• [PROBLEM DESCRIPTION]:
Search term "range": copy each line of the records that contains it.

• [TASK DATA]:

▼▼▼

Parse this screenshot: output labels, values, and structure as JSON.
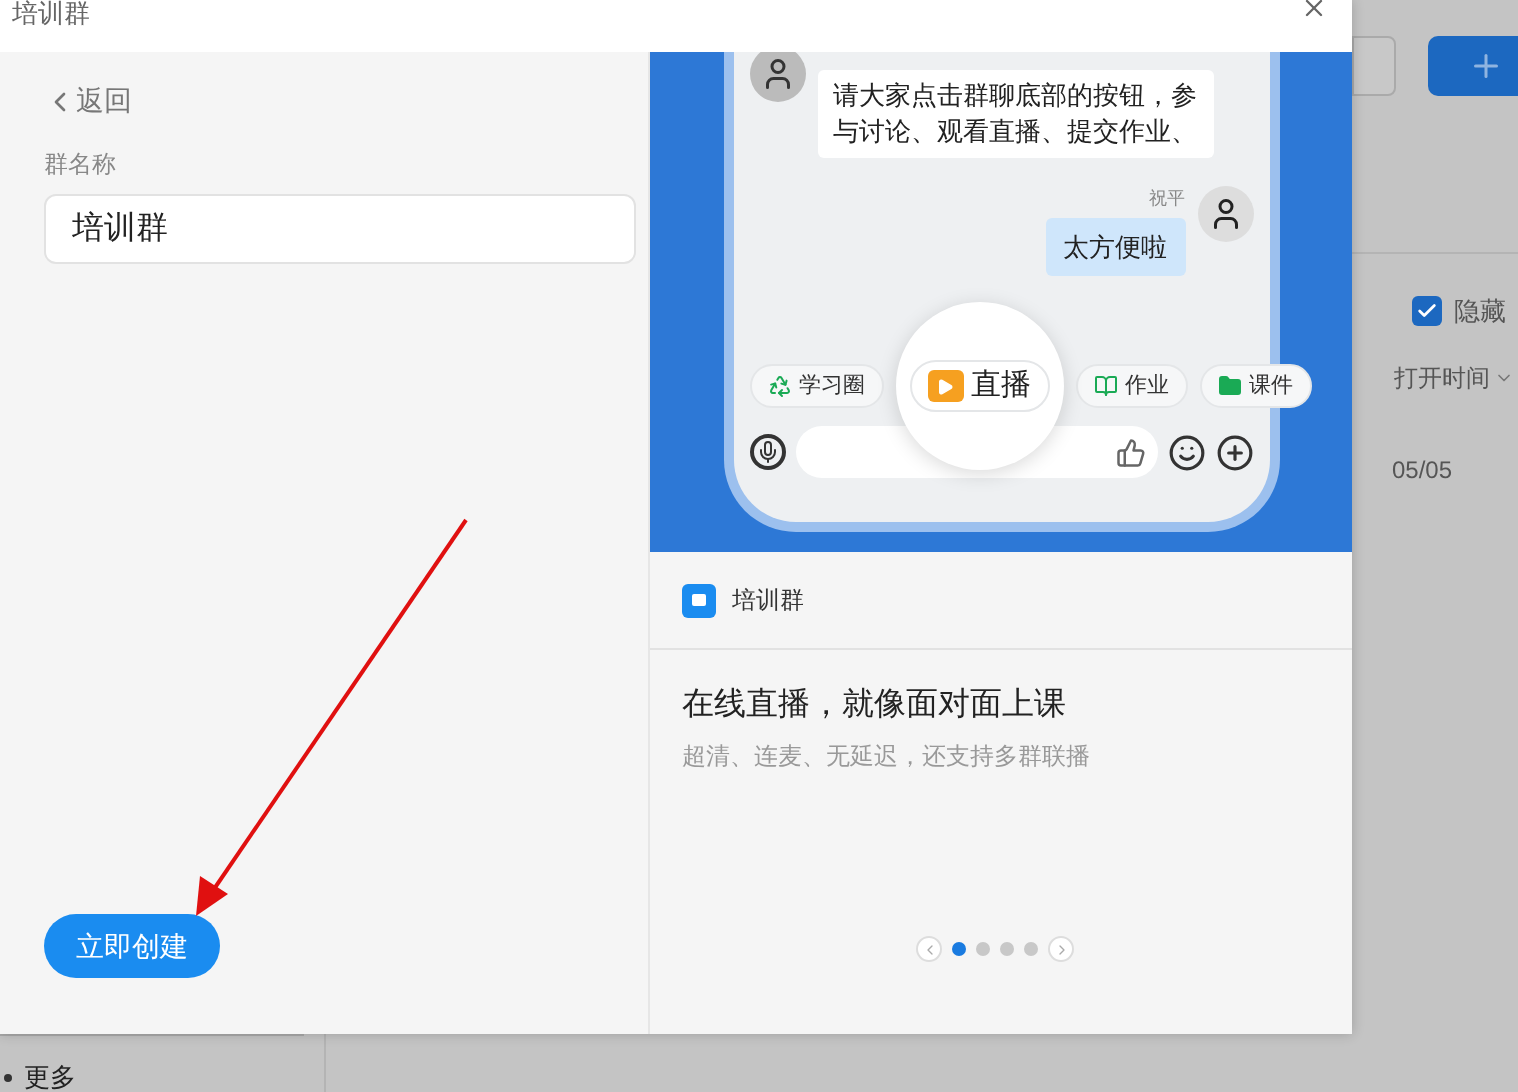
{
  "dialog": {
    "title": "培训群",
    "back_link": "返回",
    "name_field": {
      "label": "群名称",
      "value": "培训群"
    },
    "create_button": "立即创建",
    "preview": {
      "messages": [
        {
          "kind": "incoming",
          "text": "请大家点击群聊底部的按钮，参与讨论、观看直播、提交作业、"
        },
        {
          "kind": "outgoing",
          "sender": "祝平",
          "text": "太方便啦"
        }
      ],
      "toolbar": [
        {
          "label": "学习圈",
          "kind": "circle"
        },
        {
          "label": "直播",
          "kind": "live"
        },
        {
          "label": "作业",
          "kind": "book"
        },
        {
          "label": "课件",
          "kind": "folder"
        }
      ],
      "group_name": "培训群",
      "headline": "在线直播，就像面对面上课",
      "subtitle": "超清、连麦、无延迟，还支持多群联播",
      "dots": [
        {
          "selected": true
        },
        {
          "selected": false
        },
        {
          "selected": false
        },
        {
          "selected": false
        }
      ]
    }
  },
  "background": {
    "checkbox": {
      "label": "隐藏",
      "checked": true
    },
    "sort_label": "打开时间",
    "date": "05/05",
    "more": "更多"
  }
}
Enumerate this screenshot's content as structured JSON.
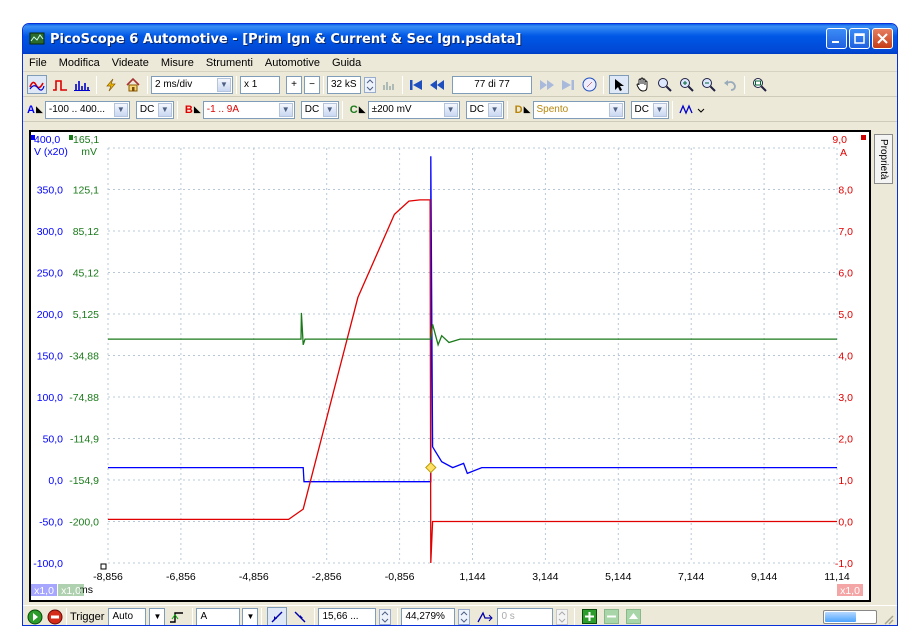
{
  "window": {
    "title": "PicoScope 6 Automotive - [Prim Ign & Current & Sec Ign.psdata]",
    "buttons": [
      "minimize-icon",
      "maximize-icon",
      "close-icon"
    ]
  },
  "menu": [
    "File",
    "Modifica",
    "Videate",
    "Misure",
    "Strumenti",
    "Automotive",
    "Guida"
  ],
  "toolbar": {
    "timebase": "2 ms/div",
    "zoom": "x 1",
    "samples": "32 kS",
    "buffer": "77 di 77"
  },
  "channels": [
    {
      "label": "A",
      "range": "-100 .. 400...",
      "coupling": "DC",
      "color": "#0000ff"
    },
    {
      "label": "B",
      "range": "-1 .. 9A",
      "coupling": "DC",
      "color": "#ff0000"
    },
    {
      "label": "C",
      "range": "±200 mV",
      "coupling": "DC",
      "color": "#008000"
    },
    {
      "label": "D",
      "range": "Spento",
      "coupling": "DC",
      "color": "#b8860b"
    }
  ],
  "side_tab": "Proprietà",
  "colors": {
    "ch_a": "#0000ff",
    "ch_b": "#e00000",
    "ch_c": "#1a7a1a",
    "grid": "#b8c8d8",
    "accent": "#0054e3"
  },
  "status": {
    "trigger_label": "Trigger",
    "trigger_mode": "Auto",
    "trigger_source": "A",
    "threshold": "15,66 ...",
    "pretrigger": "44,279%",
    "delay": "0 s",
    "progress": 0.6
  },
  "chart_data": {
    "type": "line",
    "title": "",
    "xlabel": "ms",
    "xlim": [
      -8.856,
      11.144
    ],
    "x_ticks": [
      "-8,856",
      "-6,856",
      "-4,856",
      "-2,856",
      "-0,856",
      "1,144",
      "3,144",
      "5,144",
      "7,144",
      "9,144",
      "11,14"
    ],
    "left_axis_a": {
      "top_label": "400,0",
      "unit": "V (x20)",
      "ticks": [
        "350,0",
        "300,0",
        "250,0",
        "200,0",
        "150,0",
        "100,0",
        "50,0",
        "0,0",
        "-50,0",
        "-100,0"
      ],
      "ylim": [
        -100,
        400
      ]
    },
    "left_axis_c": {
      "top_label": "165,1",
      "unit": "mV",
      "ticks": [
        "125,1",
        "85,12",
        "45,12",
        "5,125",
        "-34,88",
        "-74,88",
        "-114,9",
        "-154,9",
        "-200,0"
      ],
      "ylim": [
        -200,
        165.1
      ]
    },
    "right_axis_b": {
      "top_label": "9,0",
      "unit": "A",
      "ticks": [
        "8,0",
        "7,0",
        "6,0",
        "5,0",
        "4,0",
        "3,0",
        "2,0",
        "1,0",
        "0,0",
        "-1,0"
      ],
      "ylim": [
        -1,
        9
      ]
    },
    "scale_badges": [
      "x1,0",
      "x1,0",
      "x1,0"
    ],
    "series": [
      {
        "channel": "A",
        "axis": "left_a",
        "color": "#0000ff",
        "x": [
          -8.856,
          -3.5,
          -3.48,
          -0.0,
          0.0,
          0.05,
          0.3,
          0.6,
          0.9,
          1.0,
          1.4,
          11.144
        ],
        "y": [
          15,
          15,
          -2,
          -2,
          390,
          40,
          22,
          15,
          20,
          8,
          15,
          15
        ]
      },
      {
        "channel": "B",
        "axis": "right_b",
        "color": "#e00000",
        "x": [
          -8.856,
          -3.9,
          -3.5,
          -2.0,
          -1.0,
          -0.6,
          -0.3,
          -0.02,
          0.0,
          0.05,
          11.144
        ],
        "y": [
          0.05,
          0.05,
          0.3,
          5.4,
          7.4,
          7.72,
          7.75,
          7.75,
          -1.0,
          0.0,
          0.0
        ]
      },
      {
        "channel": "C",
        "axis": "left_c",
        "color": "#1a7a1a",
        "x": [
          -8.856,
          -3.56,
          -3.55,
          -3.5,
          -3.45,
          0.0,
          0.05,
          0.2,
          0.3,
          0.5,
          0.8,
          11.144
        ],
        "y": [
          -3,
          -3,
          20,
          -8,
          -3,
          -3,
          10,
          -8,
          0,
          -6,
          -3,
          -3
        ]
      }
    ],
    "trigger_marker": {
      "x": 0.0,
      "y": 15
    }
  }
}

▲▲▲

• [SOLUTION FOR THIS PROBLEM]:
      "range": "-100 .. 400...",
      "range": "-1 .. 9A",
      "range": "±200 mV",
      "range": "Spento",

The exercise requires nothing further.